Home visiting is linked to improved school readiness, higher quality parenting, more positive child-parent interactions and improvements in parents’ mental health as they develop more responsive connections to their children. Home visiting reduces the likelihood of abuse and neglect.
The Maternal, Infant and Early Childhood Home Visiting (MIECHV) program, a federal initiative, provides states with substantial resources for home visiting.
In 2019, Oregon enacted SB 526
to direct the state Health Authority to design, implement and maintain a voluntary statewide program to provide universal newborn nurse home-visiting services to all families to support healthy child development and strengthen families.
Utah passed the Nurse Home Visiting Pay-for-Success Program (SB 161
) in 2018 to create an evidence-based nurse home-visiting program.
Quality Early Child Care and Education
In addition to building secure attachments with caring adults, access to early childhood education is a promising pathway to resilience. Early learning opportunities allow children to think, play and explore, which exercise critical executive functions such as “working memory” and self-regulation. Early childhood education supports social and emotional development, which includes building self-confidence and positive relationships. It also instills in children the motivation, persistence and other life skills necessary to be inventive, flexible and functional adults, and to be resilient in the face of life’s challenges.
Increase Screening and Treatment
Approximately 27 percent of U.S. children experience a diagnosable mental or behavioral disorder, such as depression, anxiety or attention-deficit/hyperactivity disorder (ADHD). For people with ACEs, the likelihood of developing one or more of these disorders is significantly greater.
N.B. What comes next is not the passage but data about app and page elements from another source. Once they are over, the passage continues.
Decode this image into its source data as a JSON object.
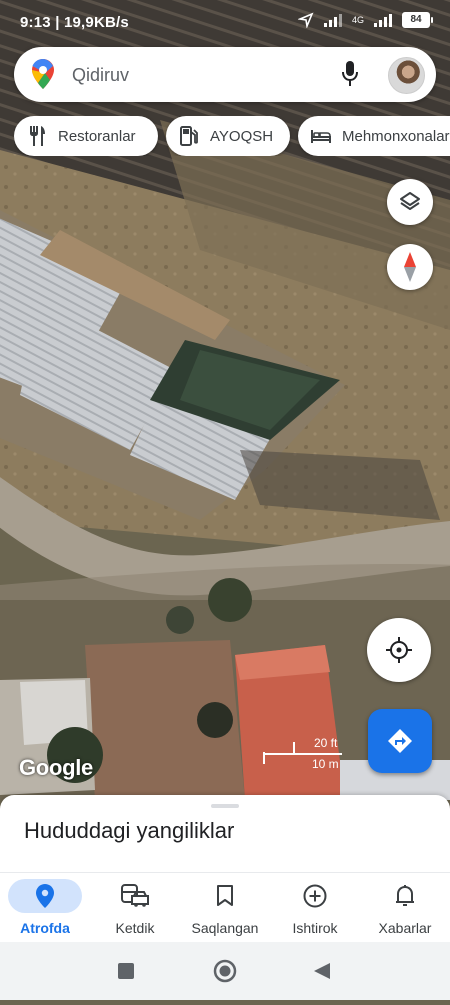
{
  "status_bar": {
    "time": "9:13",
    "speed": "19,9KB/s",
    "network": "4G",
    "battery": "84"
  },
  "search": {
    "placeholder": "Qidiruv"
  },
  "chips": [
    {
      "label": "Restoranlar",
      "icon": "fork-knife-icon"
    },
    {
      "label": "AYOQSH",
      "icon": "gas-station-icon"
    },
    {
      "label": "Mehmonxonalar",
      "icon": "bed-icon"
    }
  ],
  "map": {
    "attribution": "Google",
    "scale_ft": "20 ft",
    "scale_m": "10 m"
  },
  "sheet": {
    "title": "Hududdagi yangiliklar"
  },
  "nav": {
    "items": [
      {
        "label": "Atrofda",
        "icon": "location-pin-icon",
        "active": true
      },
      {
        "label": "Ketdik",
        "icon": "commute-icon",
        "active": false
      },
      {
        "label": "Saqlangan",
        "icon": "bookmark-icon",
        "active": false
      },
      {
        "label": "Ishtirok",
        "icon": "add-circle-icon",
        "active": false
      },
      {
        "label": "Xabarlar",
        "icon": "bell-icon",
        "active": false
      }
    ]
  },
  "colors": {
    "accent": "#1a73e8",
    "active_pill": "#d2e3fc"
  }
}
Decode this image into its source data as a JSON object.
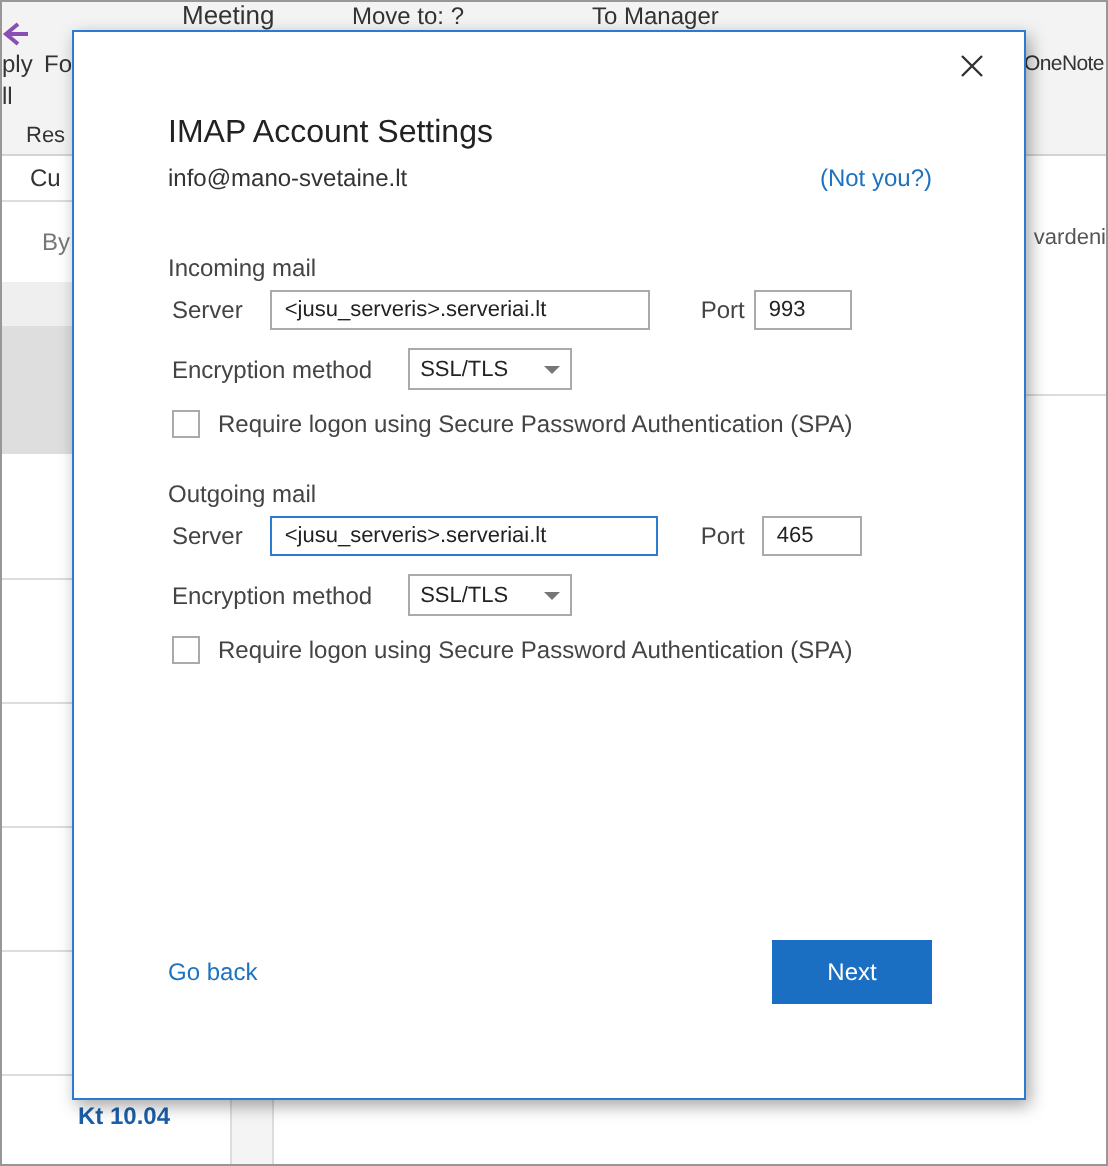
{
  "background": {
    "ribbon": {
      "reply_all": [
        "ply",
        "ll"
      ],
      "forward": "Fo",
      "meeting": "Meeting",
      "move_to": "Move to: ?",
      "to_manager": "To Manager",
      "onenote": "OneNote",
      "group_label": "Res"
    },
    "list": {
      "tab": "Cu",
      "filter": "By",
      "date": "Kt 10.04"
    },
    "reading_pane": {
      "text": "vardeni"
    }
  },
  "dialog": {
    "title": "IMAP Account Settings",
    "email": "info@mano-svetaine.lt",
    "not_you": "(Not you?)",
    "sections": [
      {
        "heading": "Incoming mail",
        "server_label": "Server",
        "server": "<jusu_serveris>.serveriai.lt",
        "focused": false,
        "port_label": "Port",
        "port": "993",
        "encryption_label": "Encryption method",
        "encryption": "SSL/TLS",
        "spa_label": "Require logon using Secure Password Authentication (SPA)",
        "spa_checked": false
      },
      {
        "heading": "Outgoing mail",
        "server_label": "Server",
        "server": "<jusu_serveris>.serveriai.lt",
        "focused": true,
        "port_label": "Port",
        "port": "465",
        "encryption_label": "Encryption method",
        "encryption": "SSL/TLS",
        "spa_label": "Require logon using Secure Password Authentication (SPA)",
        "spa_checked": false
      }
    ],
    "back": "Go back",
    "next": "Next"
  }
}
Frequent classroom interruptions, aggression, underperformance, truancy, poor attitude, bullying and social withdrawal are symptoms commonly expressed by children struggling to manage a learning or behavioral issue.
Schools and child care centers are uniquely positioned to detect these issues early and link children to supportive services and formal assessments. Early interventions may mitigate the direst consequences of childhood trauma and frequently demonstrate positive effects on long-term health. Specifically, efforts by schools and child care settings to consider a child’s history of trauma and subsequent coping strategies—an approach commonly called trauma-informed care—are likely to be highly valuable in mitigating some of the consequences of ACEs.
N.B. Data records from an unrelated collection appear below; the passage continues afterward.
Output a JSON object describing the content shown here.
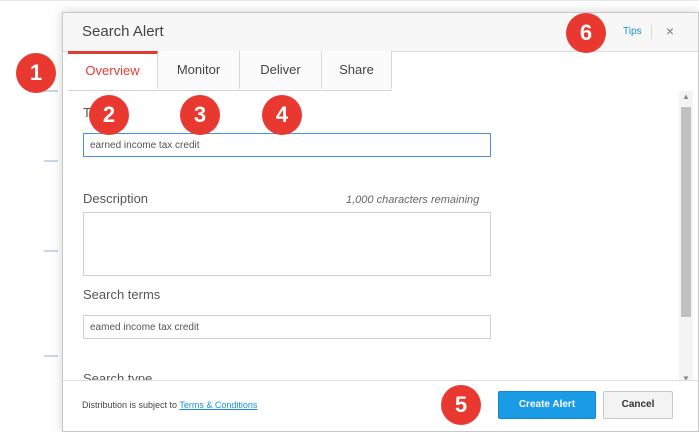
{
  "modal": {
    "title": "Search Alert",
    "tips": "Tips",
    "close": "×"
  },
  "tabs": [
    {
      "label": "Overview",
      "active": true
    },
    {
      "label": "Monitor",
      "active": false
    },
    {
      "label": "Deliver",
      "active": false
    },
    {
      "label": "Share",
      "active": false
    }
  ],
  "form": {
    "title_label": "T",
    "title_value": "earned income tax credit",
    "description_label": "Description",
    "description_counter": "1,000 characters remaining",
    "description_value": "",
    "search_terms_label": "Search terms",
    "search_terms_value": "eamed income tax credit",
    "search_type_label": "Search type"
  },
  "footer": {
    "notice_prefix": "Distribution is subject to ",
    "terms_link": "Terms & Conditions",
    "create_button": "Create Alert",
    "cancel_button": "Cancel"
  },
  "badges": [
    "1",
    "2",
    "3",
    "4",
    "5",
    "6"
  ],
  "colors": {
    "accent_red": "#e03c31",
    "primary_blue": "#1a9be6",
    "link_blue": "#1a8fd8",
    "badge_red": "#e8382f"
  },
  "icons": {
    "close": "close-icon",
    "scroll_up": "scroll-up-arrow-icon",
    "scroll_down": "scroll-down-arrow-icon"
  }
}
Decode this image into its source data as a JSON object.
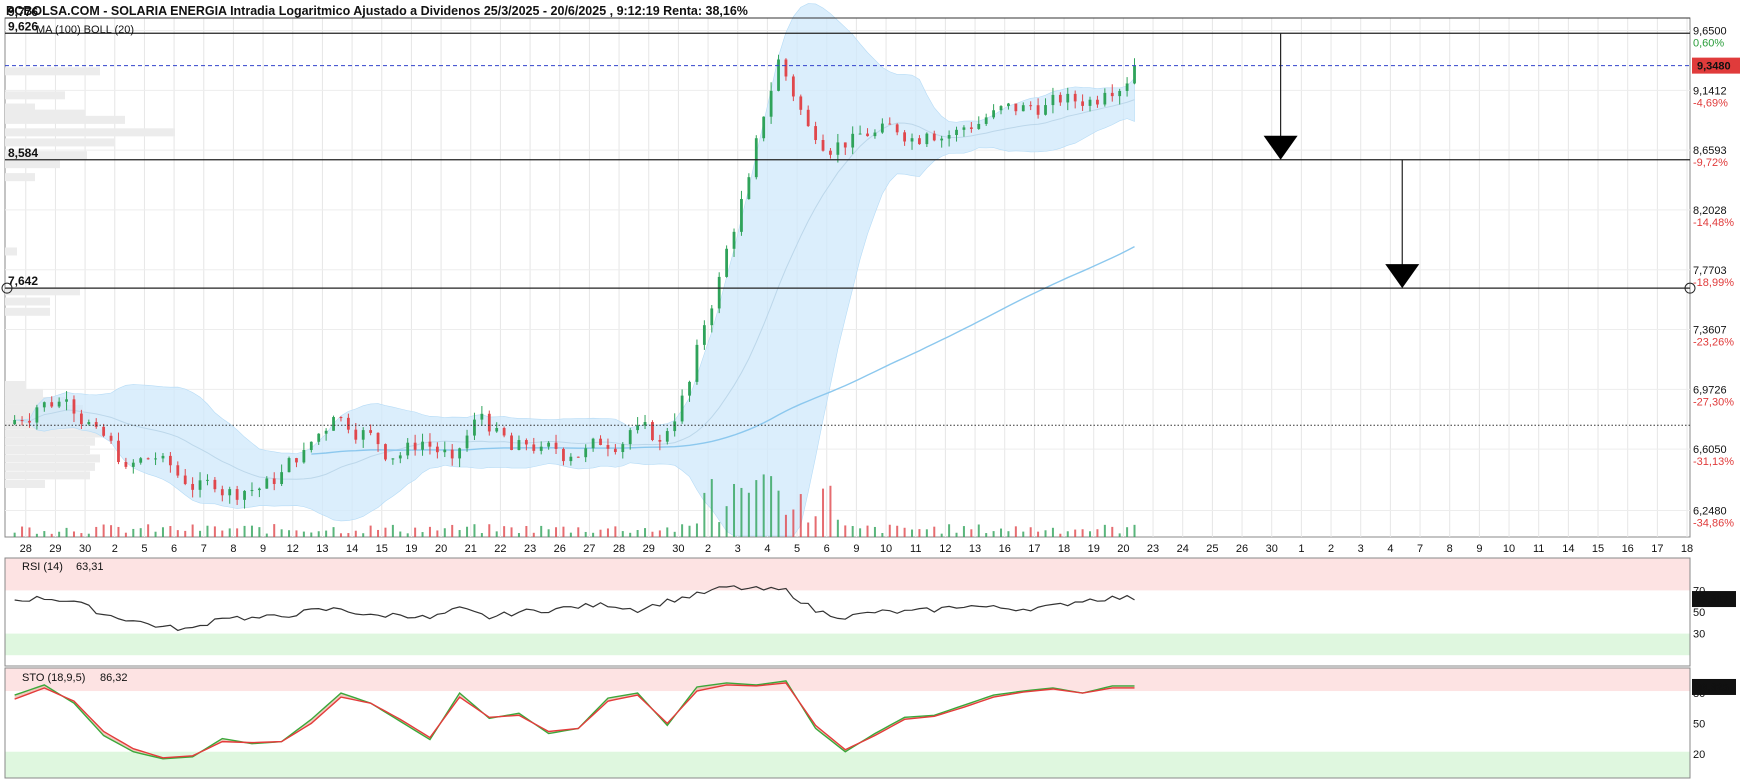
{
  "title": "PCBOLSA.COM - SOLARIA ENERGIA Intradia Logaritmico Ajustado a Dividenos 25/3/2025 - 20/6/2025 , 9:12:19 Renta: 38,16%",
  "colors": {
    "up": "#2fa35a",
    "down": "#e0474c",
    "boll_fill": "#cfe8fb",
    "ma_line": "#8cc8ee",
    "rsi_line": "#333333",
    "sto_k": "#3aa83a",
    "sto_d": "#e43b3b",
    "overbought_band": "#fde3e3",
    "oversold_band": "#dff7df",
    "last_price_badge": "#e03b3b",
    "dashed_price": "#3344cc"
  },
  "chart_data": {
    "type": "candlestick",
    "scale": "log",
    "ylim": [
      6.1,
      9.76
    ],
    "y_ticks": [
      "9,6500",
      "9,1412",
      "8,6593",
      "8,2028",
      "7,7703",
      "7,3607",
      "6,9726",
      "6,6050",
      "6,2480"
    ],
    "y_ticks_pct": [
      "0,60%",
      "-4,69%",
      "-9,72%",
      "-14,48%",
      "-18,99%",
      "-23,26%",
      "-27,30%",
      "-31,13%",
      "-34,86%"
    ],
    "y_tick_values": [
      9.65,
      9.1412,
      8.6593,
      8.2028,
      7.7703,
      7.3607,
      6.9726,
      6.605,
      6.248
    ],
    "x_ticks": [
      "28",
      "29",
      "30",
      "2",
      "5",
      "6",
      "7",
      "8",
      "9",
      "12",
      "13",
      "14",
      "15",
      "19",
      "20",
      "21",
      "22",
      "23",
      "26",
      "27",
      "28",
      "29",
      "30",
      "2",
      "3",
      "4",
      "5",
      "6",
      "9",
      "10",
      "11",
      "12",
      "13",
      "16",
      "17",
      "18",
      "19",
      "20",
      "23",
      "24",
      "25",
      "26",
      "30",
      "1",
      "2",
      "3",
      "4",
      "7",
      "8",
      "9",
      "10",
      "11",
      "14",
      "15",
      "16",
      "17",
      "18"
    ],
    "data_days": 38,
    "levels": [
      {
        "label": "9,626",
        "value": 9.626
      },
      {
        "label": "8,584",
        "value": 8.584
      },
      {
        "label": "7,642",
        "value": 7.642
      }
    ],
    "top_label": "9,776",
    "upper_line_value": 9.76,
    "dotted_level_value": 6.75,
    "last_price": {
      "label": "9,3480",
      "value": 9.348
    },
    "arrows": [
      {
        "day_index": 42.3,
        "from": 9.626,
        "to": 8.584
      },
      {
        "day_index": 46.4,
        "from": 8.584,
        "to": 7.642
      }
    ],
    "overlay_legend": "MA (100) BOLL (20)",
    "daily_close": [
      6.86,
      6.91,
      6.74,
      6.5,
      6.55,
      6.4,
      6.37,
      6.36,
      6.4,
      6.6,
      6.8,
      6.72,
      6.55,
      6.65,
      6.55,
      6.82,
      6.6,
      6.62,
      6.56,
      6.63,
      6.72,
      6.65,
      7.02,
      7.72,
      8.45,
      9.4,
      8.85,
      8.72,
      8.77,
      8.8,
      8.79,
      8.82,
      8.92,
      8.97,
      9.02,
      9.05,
      9.12,
      9.348
    ],
    "rsi": {
      "label": "RSI (14)",
      "value": "63,31",
      "badge": "63,317",
      "ticks": [
        "70",
        "50",
        "30"
      ],
      "values": [
        61,
        63,
        60,
        48,
        42,
        36,
        34,
        46,
        44,
        46,
        51,
        53,
        46,
        48,
        44,
        53,
        45,
        50,
        52,
        55,
        57,
        52,
        60,
        66,
        73,
        71,
        70,
        51,
        45,
        50,
        50,
        52,
        56,
        54,
        53,
        55,
        61,
        63
      ]
    },
    "sto": {
      "label": "STO (18,9,5)",
      "value": "86,32",
      "badge": "86,325",
      "ticks": [
        "80",
        "50",
        "20"
      ],
      "k": [
        78,
        88,
        70,
        38,
        22,
        15,
        17,
        35,
        30,
        32,
        54,
        80,
        70,
        52,
        34,
        80,
        55,
        60,
        40,
        45,
        75,
        80,
        48,
        86,
        90,
        88,
        92,
        45,
        22,
        40,
        56,
        58,
        68,
        78,
        82,
        85,
        80,
        87
      ],
      "d": [
        74,
        85,
        72,
        42,
        25,
        16,
        18,
        32,
        31,
        32,
        50,
        76,
        70,
        54,
        36,
        76,
        56,
        58,
        42,
        45,
        72,
        78,
        50,
        82,
        88,
        87,
        90,
        48,
        24,
        38,
        54,
        57,
        66,
        76,
        81,
        84,
        80,
        85
      ]
    }
  }
}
Children who grow up in households with family members with an untreated substance use disorder (SUD) or mental illness often witness significant dysfunction. Efforts to provide comprehensive health services may support better SUD treatment, mental health and child welfare outcomes.
- In 2019, Hawaii lawmakers implemented a task force to evaluate certain students experiencing challenges using an ACEs assessment protocol and to make recommendations regarding a statewide implementation of that protocol.
- In 2018, Missouri passed a law to establish the Trauma Informed Care Task Force to promote comprehensive trauma-informed support systems and interagency cooperation.
- In 2017, Indiana lawmakers established an opioid addiction recovery pilot program to assist expectant mothers with an opioid addiction. The program provides treatment in a residential care facility and home visitation services following discharge from the facility.
- Nineteen states have either created or funded drug treatment programs specifically for pregnant women, and 17 states and the District of Columbia provide pregnant women with priority access to state-funded drug treatment programs.